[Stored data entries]
§

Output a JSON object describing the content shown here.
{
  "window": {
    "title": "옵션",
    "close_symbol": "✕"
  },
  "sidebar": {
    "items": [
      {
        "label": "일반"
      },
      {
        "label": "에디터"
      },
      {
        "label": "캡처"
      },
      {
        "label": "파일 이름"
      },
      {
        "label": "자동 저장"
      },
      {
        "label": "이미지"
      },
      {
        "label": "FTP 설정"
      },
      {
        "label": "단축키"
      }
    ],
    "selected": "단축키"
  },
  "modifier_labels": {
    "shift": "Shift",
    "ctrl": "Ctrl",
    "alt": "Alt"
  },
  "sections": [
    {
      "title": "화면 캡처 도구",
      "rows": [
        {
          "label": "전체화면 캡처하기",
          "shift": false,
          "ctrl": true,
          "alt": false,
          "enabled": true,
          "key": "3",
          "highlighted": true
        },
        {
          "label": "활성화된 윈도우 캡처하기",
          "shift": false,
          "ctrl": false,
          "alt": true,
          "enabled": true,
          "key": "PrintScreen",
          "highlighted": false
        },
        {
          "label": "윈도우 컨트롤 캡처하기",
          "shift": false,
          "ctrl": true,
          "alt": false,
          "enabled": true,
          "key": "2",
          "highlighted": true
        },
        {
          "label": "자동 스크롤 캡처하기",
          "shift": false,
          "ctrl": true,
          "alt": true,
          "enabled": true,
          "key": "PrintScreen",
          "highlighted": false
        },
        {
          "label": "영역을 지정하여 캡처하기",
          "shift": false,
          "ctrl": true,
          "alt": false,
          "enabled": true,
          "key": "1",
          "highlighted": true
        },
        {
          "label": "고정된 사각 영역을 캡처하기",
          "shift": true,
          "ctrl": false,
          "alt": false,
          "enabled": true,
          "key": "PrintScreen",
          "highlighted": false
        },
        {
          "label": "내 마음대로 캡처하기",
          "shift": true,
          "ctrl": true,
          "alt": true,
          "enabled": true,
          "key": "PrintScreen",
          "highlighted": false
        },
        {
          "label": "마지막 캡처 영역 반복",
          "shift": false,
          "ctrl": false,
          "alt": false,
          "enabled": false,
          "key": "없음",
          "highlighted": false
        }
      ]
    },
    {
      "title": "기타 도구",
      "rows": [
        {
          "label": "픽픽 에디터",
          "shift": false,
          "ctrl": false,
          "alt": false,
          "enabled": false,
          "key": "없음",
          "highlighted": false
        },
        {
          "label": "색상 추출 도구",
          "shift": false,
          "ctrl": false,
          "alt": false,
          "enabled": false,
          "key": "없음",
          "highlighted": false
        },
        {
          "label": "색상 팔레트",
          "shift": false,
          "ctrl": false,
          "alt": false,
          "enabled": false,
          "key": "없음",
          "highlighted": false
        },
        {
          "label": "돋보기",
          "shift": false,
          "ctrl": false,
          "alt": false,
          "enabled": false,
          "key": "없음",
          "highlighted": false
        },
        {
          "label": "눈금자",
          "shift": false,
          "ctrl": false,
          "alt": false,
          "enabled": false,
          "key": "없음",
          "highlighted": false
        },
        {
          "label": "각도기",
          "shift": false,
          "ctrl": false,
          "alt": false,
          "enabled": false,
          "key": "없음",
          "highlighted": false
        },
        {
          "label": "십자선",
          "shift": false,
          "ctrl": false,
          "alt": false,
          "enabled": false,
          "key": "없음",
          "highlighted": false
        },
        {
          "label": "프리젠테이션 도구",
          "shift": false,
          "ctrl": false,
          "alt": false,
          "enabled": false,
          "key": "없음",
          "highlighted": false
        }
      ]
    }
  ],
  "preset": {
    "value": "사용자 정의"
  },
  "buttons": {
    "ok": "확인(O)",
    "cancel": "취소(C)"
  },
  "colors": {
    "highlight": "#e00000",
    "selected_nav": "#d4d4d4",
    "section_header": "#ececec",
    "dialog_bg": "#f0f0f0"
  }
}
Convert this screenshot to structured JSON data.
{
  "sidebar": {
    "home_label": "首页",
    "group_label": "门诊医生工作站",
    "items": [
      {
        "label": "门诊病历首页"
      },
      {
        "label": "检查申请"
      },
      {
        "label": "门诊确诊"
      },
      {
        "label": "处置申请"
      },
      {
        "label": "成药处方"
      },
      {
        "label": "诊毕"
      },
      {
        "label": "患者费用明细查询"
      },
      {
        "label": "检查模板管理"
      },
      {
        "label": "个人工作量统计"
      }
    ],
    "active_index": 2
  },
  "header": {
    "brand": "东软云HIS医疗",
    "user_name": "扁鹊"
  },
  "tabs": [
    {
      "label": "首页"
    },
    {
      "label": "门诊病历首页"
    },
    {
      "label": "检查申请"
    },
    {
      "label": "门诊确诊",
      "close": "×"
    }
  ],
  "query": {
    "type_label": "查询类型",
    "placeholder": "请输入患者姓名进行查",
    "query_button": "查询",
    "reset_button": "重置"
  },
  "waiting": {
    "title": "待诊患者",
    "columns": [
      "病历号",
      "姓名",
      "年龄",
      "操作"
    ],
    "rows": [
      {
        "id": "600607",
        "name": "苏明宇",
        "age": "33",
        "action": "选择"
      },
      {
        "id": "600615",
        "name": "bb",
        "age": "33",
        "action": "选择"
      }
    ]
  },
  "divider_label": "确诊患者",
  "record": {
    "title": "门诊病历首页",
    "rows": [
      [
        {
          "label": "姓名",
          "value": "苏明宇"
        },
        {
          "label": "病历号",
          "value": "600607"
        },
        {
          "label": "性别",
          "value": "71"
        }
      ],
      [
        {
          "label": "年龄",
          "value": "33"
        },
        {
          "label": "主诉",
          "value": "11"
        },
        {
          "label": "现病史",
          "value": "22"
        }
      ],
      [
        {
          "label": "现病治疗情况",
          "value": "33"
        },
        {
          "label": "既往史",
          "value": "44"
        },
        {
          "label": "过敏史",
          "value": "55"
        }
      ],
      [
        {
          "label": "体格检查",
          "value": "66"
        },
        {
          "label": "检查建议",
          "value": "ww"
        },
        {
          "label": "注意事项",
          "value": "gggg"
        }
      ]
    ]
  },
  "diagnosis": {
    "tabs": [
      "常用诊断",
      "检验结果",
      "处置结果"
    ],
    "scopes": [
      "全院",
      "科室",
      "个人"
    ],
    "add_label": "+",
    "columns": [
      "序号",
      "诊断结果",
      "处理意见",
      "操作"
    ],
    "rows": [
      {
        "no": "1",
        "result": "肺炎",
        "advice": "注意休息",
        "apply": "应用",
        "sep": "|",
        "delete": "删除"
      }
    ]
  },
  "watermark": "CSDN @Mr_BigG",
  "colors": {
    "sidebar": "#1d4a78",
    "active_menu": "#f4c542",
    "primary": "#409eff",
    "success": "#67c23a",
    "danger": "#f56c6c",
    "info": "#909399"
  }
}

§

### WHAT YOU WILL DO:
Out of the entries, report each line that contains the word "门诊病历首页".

### PROBLEM SOLUTION:
        "label": "门诊病历首页"
      "label": "门诊病历首页"
    "title": "门诊病历首页",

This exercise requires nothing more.